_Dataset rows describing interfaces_
· · · ·

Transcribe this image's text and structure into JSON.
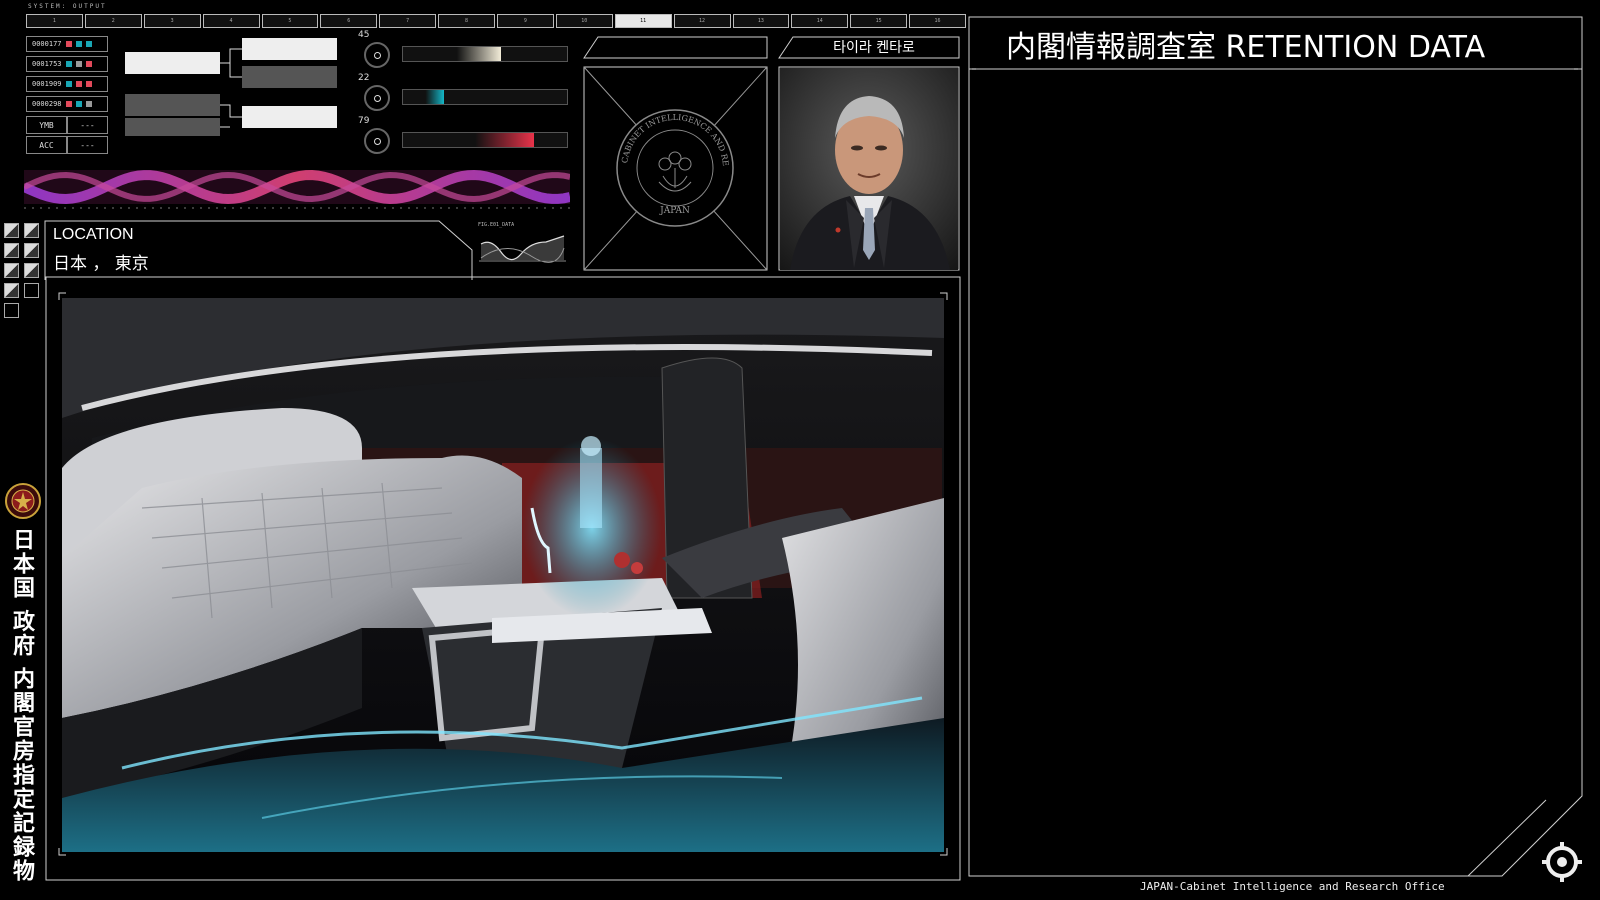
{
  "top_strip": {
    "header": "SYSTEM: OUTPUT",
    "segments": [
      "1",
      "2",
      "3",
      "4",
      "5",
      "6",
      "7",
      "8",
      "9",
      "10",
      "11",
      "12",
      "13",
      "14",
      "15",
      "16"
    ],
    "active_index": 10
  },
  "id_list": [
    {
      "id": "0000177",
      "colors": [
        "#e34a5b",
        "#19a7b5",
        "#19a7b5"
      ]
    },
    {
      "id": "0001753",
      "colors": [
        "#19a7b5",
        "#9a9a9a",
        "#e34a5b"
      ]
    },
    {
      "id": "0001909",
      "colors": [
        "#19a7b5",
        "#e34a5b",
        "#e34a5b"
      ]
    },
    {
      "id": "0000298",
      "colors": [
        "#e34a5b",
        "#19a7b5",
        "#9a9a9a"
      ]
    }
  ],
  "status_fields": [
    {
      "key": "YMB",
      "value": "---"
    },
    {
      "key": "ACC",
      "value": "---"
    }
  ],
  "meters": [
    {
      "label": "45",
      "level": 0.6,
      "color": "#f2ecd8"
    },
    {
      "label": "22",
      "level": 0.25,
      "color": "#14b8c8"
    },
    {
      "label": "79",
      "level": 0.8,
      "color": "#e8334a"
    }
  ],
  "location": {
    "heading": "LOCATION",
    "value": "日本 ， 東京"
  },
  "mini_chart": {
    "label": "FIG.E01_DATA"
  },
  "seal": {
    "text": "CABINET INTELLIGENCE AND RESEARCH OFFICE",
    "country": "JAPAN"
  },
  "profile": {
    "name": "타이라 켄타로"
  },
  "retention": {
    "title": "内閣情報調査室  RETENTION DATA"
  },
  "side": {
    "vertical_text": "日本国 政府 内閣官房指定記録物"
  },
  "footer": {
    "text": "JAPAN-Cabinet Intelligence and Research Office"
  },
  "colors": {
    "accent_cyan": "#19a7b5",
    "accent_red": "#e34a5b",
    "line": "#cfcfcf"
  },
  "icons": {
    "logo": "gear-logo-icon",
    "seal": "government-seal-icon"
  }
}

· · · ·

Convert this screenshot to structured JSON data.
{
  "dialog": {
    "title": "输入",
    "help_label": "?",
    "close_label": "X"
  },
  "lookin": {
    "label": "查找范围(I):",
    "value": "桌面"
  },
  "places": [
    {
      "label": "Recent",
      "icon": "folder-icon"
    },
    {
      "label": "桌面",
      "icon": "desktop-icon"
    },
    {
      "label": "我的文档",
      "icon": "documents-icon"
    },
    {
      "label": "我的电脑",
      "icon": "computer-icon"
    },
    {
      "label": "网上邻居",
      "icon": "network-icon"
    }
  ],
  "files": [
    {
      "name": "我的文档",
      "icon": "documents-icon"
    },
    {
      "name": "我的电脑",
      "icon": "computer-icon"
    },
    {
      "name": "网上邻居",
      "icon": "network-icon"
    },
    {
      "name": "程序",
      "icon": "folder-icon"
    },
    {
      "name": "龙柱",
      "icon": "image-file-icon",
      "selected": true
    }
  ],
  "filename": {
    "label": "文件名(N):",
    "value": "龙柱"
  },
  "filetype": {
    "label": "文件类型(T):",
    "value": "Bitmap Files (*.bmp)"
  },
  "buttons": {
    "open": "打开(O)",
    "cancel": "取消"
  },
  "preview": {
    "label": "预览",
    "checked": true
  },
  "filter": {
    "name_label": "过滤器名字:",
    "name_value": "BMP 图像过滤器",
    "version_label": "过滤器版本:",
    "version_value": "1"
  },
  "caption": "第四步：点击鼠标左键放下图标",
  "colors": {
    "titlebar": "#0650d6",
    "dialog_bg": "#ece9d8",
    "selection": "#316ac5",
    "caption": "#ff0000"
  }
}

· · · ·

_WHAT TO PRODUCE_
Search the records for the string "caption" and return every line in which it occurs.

_ANSWER SECTION_
  "caption": "第四步：点击鼠标左键放下图标",
    "caption": "#ff0000"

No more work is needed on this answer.